Researchers finally have some information to assess claims made on each side. Let us take a good look at three major arguments around marijuana legalization — and also how the numbers stack up from them.
How Much Money Will States Earn From Marijuana Taxes?
Among the biggest pro-legalization disagreements was that states would be able to bring in a brand new source of taxation revenue.
Colorado, for instance, imposes a 15% excise tax from cultivator to merchant and a further 15% sales tax on the end customer.
In 2018, Colorado legal marijuana sales topped US $1.2 billion, with the state pulling in roughly $270 million in earnings. Compare it to the approximately $45 million that the state accumulated in tax on alcohol that same year.
Revenue From Marijuana Taxation
Before marijuana became legal in Colorado, one estimate suggested that the state could earn $100 million in taxes annually. Colorado has since exceeded this amount.
A study from Georgia State University found that alcohol earnings fell by 15% in states where only medical marijuana was legalized and by 20% in states in which recreational cannabis is sold lawfully. On the other hand, the states made more than enough back from marijuana sales, since marijuana taxes are usually greater than alcohol taxes.
Other states are reaping the benefits of marijuana taxes as well. New Frontier Data, a cannabis data site, predicts the legalized cannabis marketplace will grow to $25 billion by 2025.
However, there are a whole lot of questions regarding how much tax earnings states will really earn, especially considering that some states have missed their projections by a long shot.
For instance, the governor of California predicted a much larger $643 million in revenue. Meanwhile, the projections for Washington suggested the state would earn just $160 million.

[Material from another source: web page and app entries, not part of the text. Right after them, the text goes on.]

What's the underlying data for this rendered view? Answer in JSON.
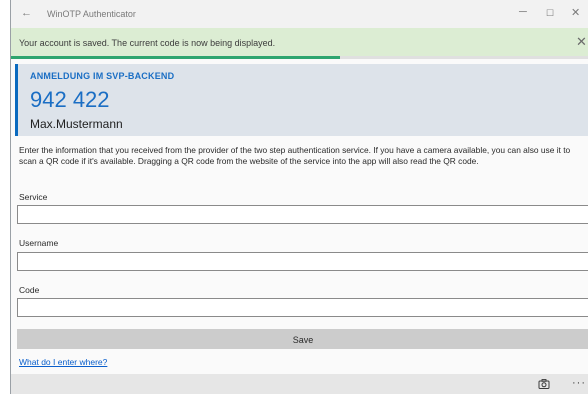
{
  "window": {
    "title": "WinOTP Authenticator",
    "back_glyph": "←",
    "minimize_glyph": "─",
    "maximize_glyph": "☐",
    "close_glyph": "✕"
  },
  "notification": {
    "message": "Your account is saved. The current code is now being displayed.",
    "close_glyph": "✕",
    "progress_fraction": 0.57
  },
  "account": {
    "label": "ANMELDUNG IM SVP-BACKEND",
    "code": "942 422",
    "username": "Max.Mustermann"
  },
  "form": {
    "description": "Enter the information that you received from the provider of the two step authentication service. If you have a camera available, you can also use it to scan a QR code if it's available. Dragging a QR code from the website of the service into the app will also read the QR code.",
    "service_label": "Service",
    "service_value": "",
    "username_label": "Username",
    "username_value": "",
    "code_label": "Code",
    "code_value": "",
    "save_label": "Save",
    "help_link": "What do I enter where?"
  },
  "appbar": {
    "camera_icon": "camera-icon",
    "more_glyph": "···"
  },
  "colors": {
    "accent": "#1a6ec4",
    "success_bg": "#dcedd3",
    "progress": "#2ea56f"
  }
}
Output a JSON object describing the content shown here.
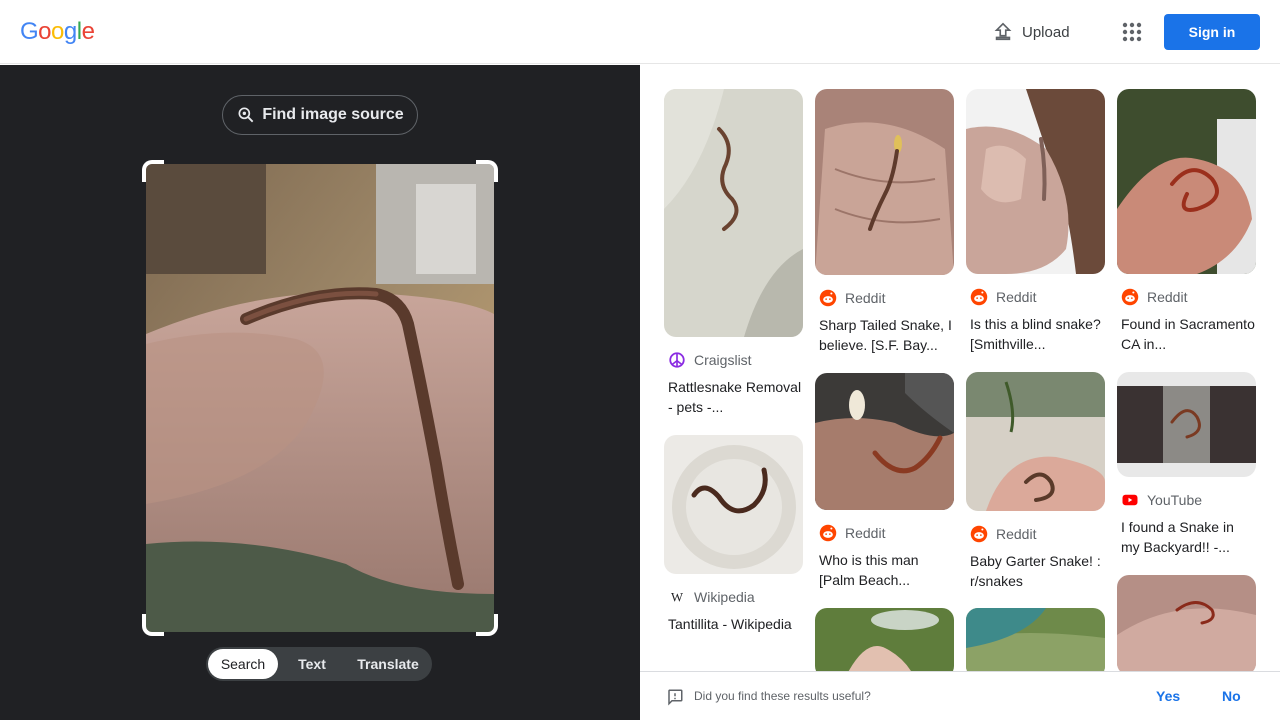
{
  "header": {
    "logo_letters": [
      {
        "ch": "G",
        "color": "#4285F4"
      },
      {
        "ch": "o",
        "color": "#EA4335"
      },
      {
        "ch": "o",
        "color": "#FBBC05"
      },
      {
        "ch": "g",
        "color": "#4285F4"
      },
      {
        "ch": "l",
        "color": "#34A853"
      },
      {
        "ch": "e",
        "color": "#EA4335"
      }
    ],
    "upload_label": "Upload",
    "apps_icon": "apps-grid-icon",
    "signin_label": "Sign in"
  },
  "lens": {
    "find_source_label": "Find image source",
    "modes": [
      "Search",
      "Text",
      "Translate"
    ],
    "active_mode": "Search"
  },
  "results": [
    {
      "source": "Craigslist",
      "source_icon": "craigslist-peace-icon",
      "title": "Rattlesnake Removal - pets -..."
    },
    {
      "source": "Wikipedia",
      "source_icon": "wikipedia-w-icon",
      "title": "Tantillita - Wikipedia"
    },
    {
      "source": "Reddit",
      "source_icon": "reddit-icon",
      "title": "Sharp Tailed Snake, I believe. [S.F. Bay..."
    },
    {
      "source": "Reddit",
      "source_icon": "reddit-icon",
      "title": "Who is this man [Palm Beach..."
    },
    {
      "source": "Reddit",
      "source_icon": "reddit-icon",
      "title": "Is this a blind snake? [Smithville..."
    },
    {
      "source": "Reddit",
      "source_icon": "reddit-icon",
      "title": "Baby Garter Snake! : r/snakes"
    },
    {
      "source": "Reddit",
      "source_icon": "reddit-icon",
      "title": "Found in Sacramento CA in..."
    },
    {
      "source": "YouTube",
      "source_icon": "youtube-icon",
      "title": "I found a Snake in my Backyard!! -..."
    }
  ],
  "feedback": {
    "question": "Did you find these results useful?",
    "yes_label": "Yes",
    "no_label": "No"
  },
  "colors": {
    "accent": "#1a73e8",
    "panel_dark": "#202124",
    "reddit": "#FF4500",
    "youtube": "#FF0000",
    "craigslist": "#8A2BE2"
  }
}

While projections for other types of products are usually more reliable, this is a completely new marketplace and therefore prone to malfunction. Why? The jury is still out. Some investigators have guessed that in California taxes are too high, that the black economy is too strong or that the red tape of bureaucracy is simply too much.

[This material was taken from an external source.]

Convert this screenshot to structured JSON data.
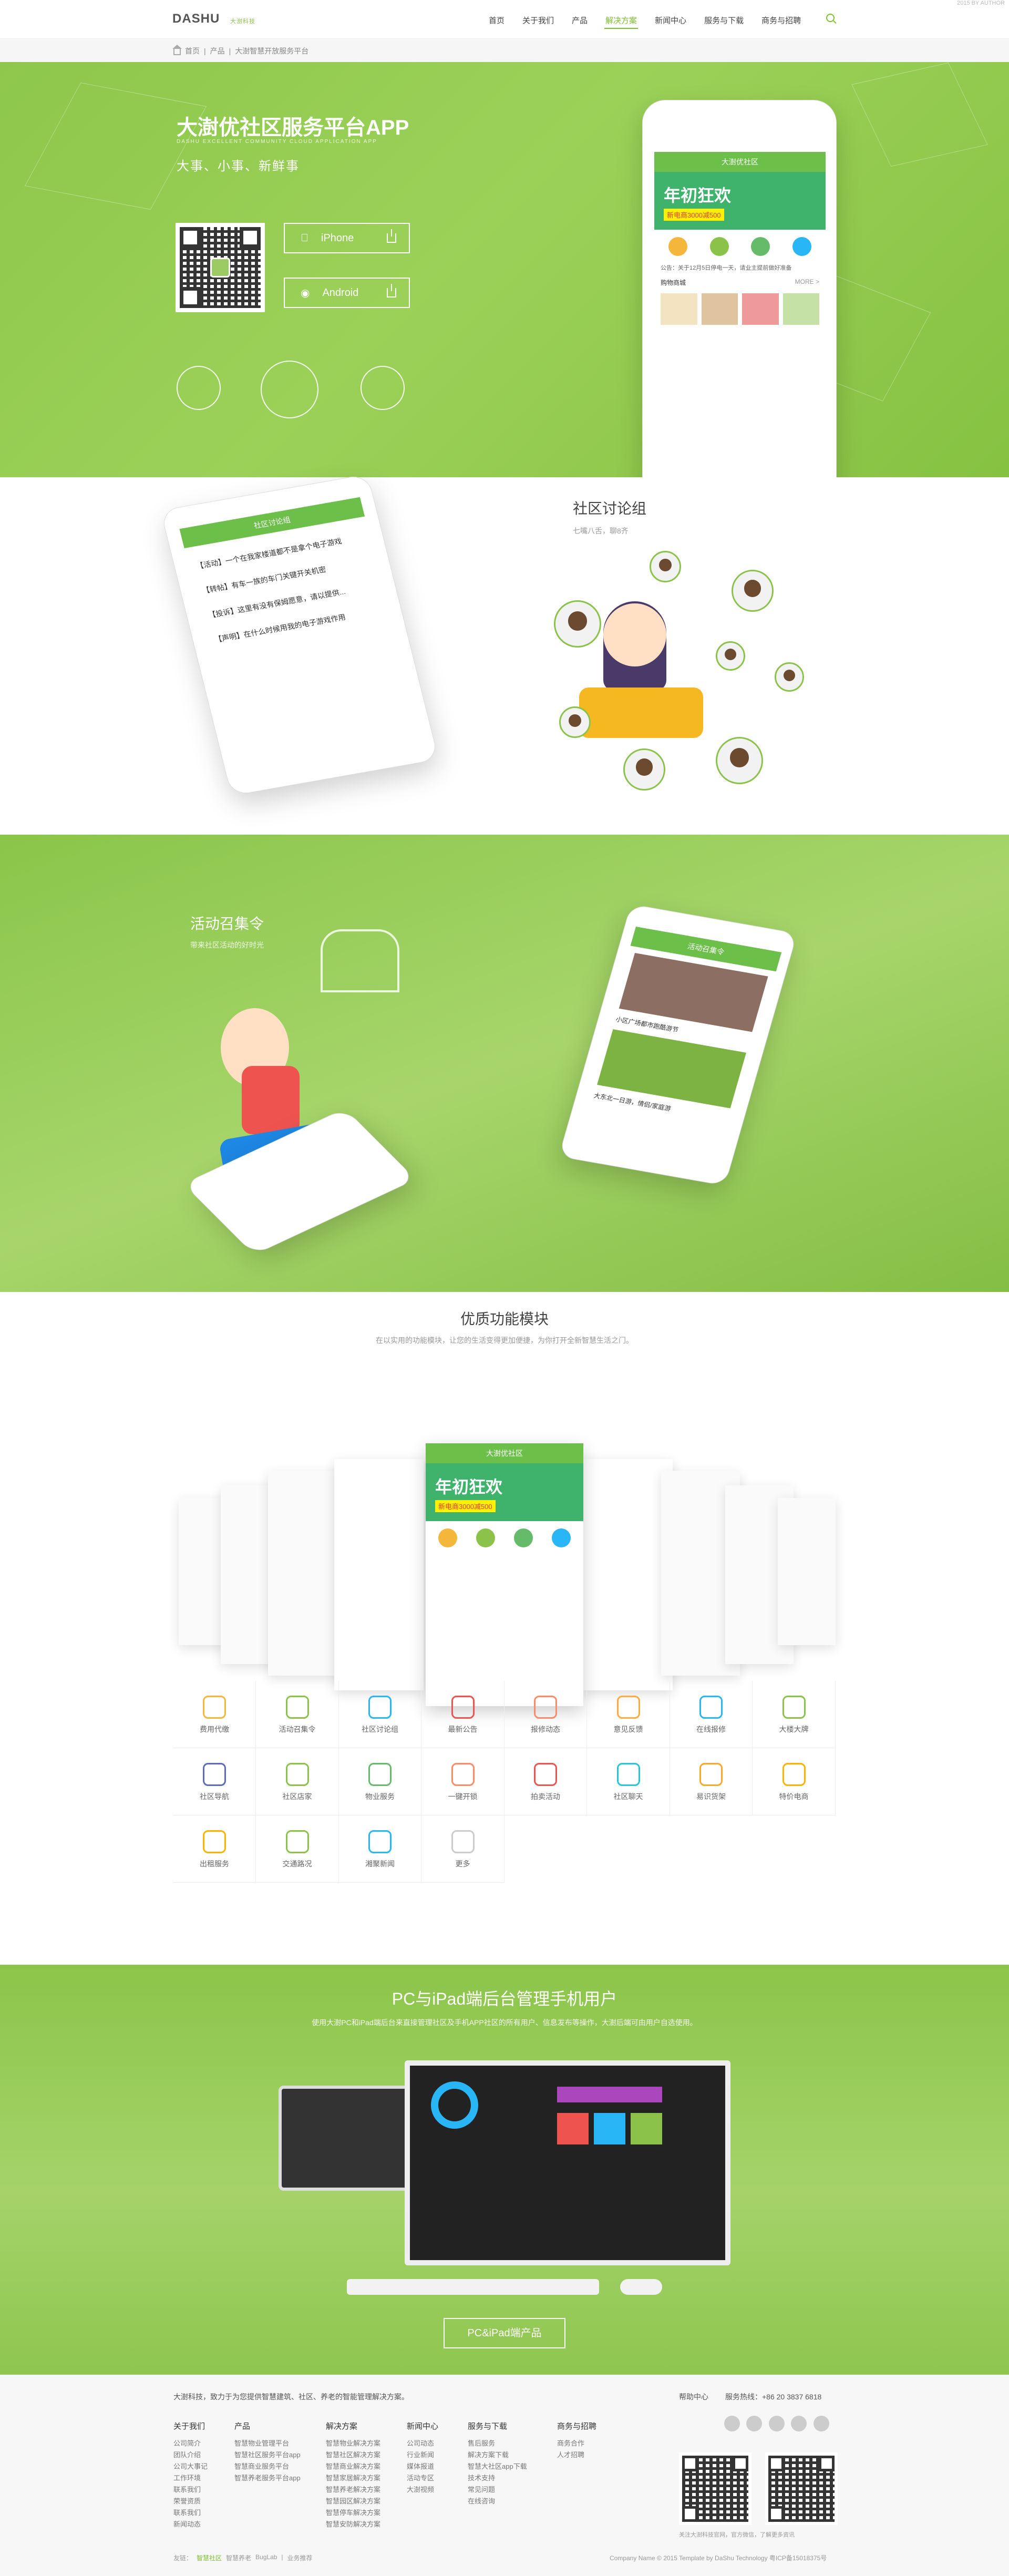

Regardless, it is apparent that marijuana tax revenue has increased year after year for every state that has legalized recreational cannabis. Even though naysayers are touting California’s missed projections, Colorado, while fighting to satisfy its projections at the first three years after legalization, eventually exceeded its own projection.
Is Legal Marijuana Hurting Youth?
A well-trodden argument against legalization is that it might lead youth to utilize it easier. By way of example, anti-drug group DARE has blamed marijuana for a rise in school suspensions and youth suicide, among other matters.
Here is the issue: Researchers just do not have enough data yet.
Studies have shown that youth use of marijuana use actually reduces in states where medical marijuana was legalized. Researchers suspect this may be due to kids viewing marijuana as medicinal instead of recreational.
While other research have implied that legalizing marijuana can lead to greater use, this could just be reporting prejudice. To put it differently, if it is legalized, people are more prepared to be honest about use.
Other studies show quite the reverse.
While there are strong indications that the legalization of recreational marijuana contributes to decreased usage in youth, only time will give the last verdict.
Does Marijuana Increase Crime?
Many that are against legal bud claim it might lead to a growth in violent crime.
In Colorado last year, there were rumblings from Gov. Hickenlooper about banning marijuana, since crime in Colorado has been climbing since 2014, the exact same year marijuana was legalized.
There’s really no doubt that states that allow medical marijuana show absolutely no growth within their violent and nonviolent crime statistics. In reality, crime could actually decrease.
However, crime has increased in lots of the cities where recreational marijuana is legal. Homicides in Seattle, D.C. and Denver — all significant cities with legal bud — have significantly increased over the last few decades. However, homicides have additionally increased in cities without recreational marijuana, such as Chicago, St. Louis, Baltimore, New Orleans and Kansas City.
A homicide increase more than four years alone in cities where marijuana is legalized shows absolutely nothing. This really is a classic example for the statistical expression “correlation does not necessarily imply causation.” Take California, as an example. Murders in Oakland are down, but murders in Fresno are up. How can that be recreational marijuana’s fault?
But, legalized marijuana does appear to have an influence on the justice system. Based on FBI crime statistics, in 2017, there have been 659,000 marijuana arrests in the U.S.. There were also 1.2 million violent crimes with victims, but only 518,617 arrests for the exact same violent crimes. This means that there are more than 700,000 victims that have endured without oversight.
In states with legalized recreational marijuana, police now no longer spend time on marijuana arrests and may spend more time on resolving these types of crime. FBI statistics from Colorado and Washington show that crime clearance prices — the number of times that the police solved a crime — improved for both violent and property crimes following legalization.
While there are still many unknowns surrounding the legalization of recreational marijuana, we at Kushfly believe that it will be a positive influence.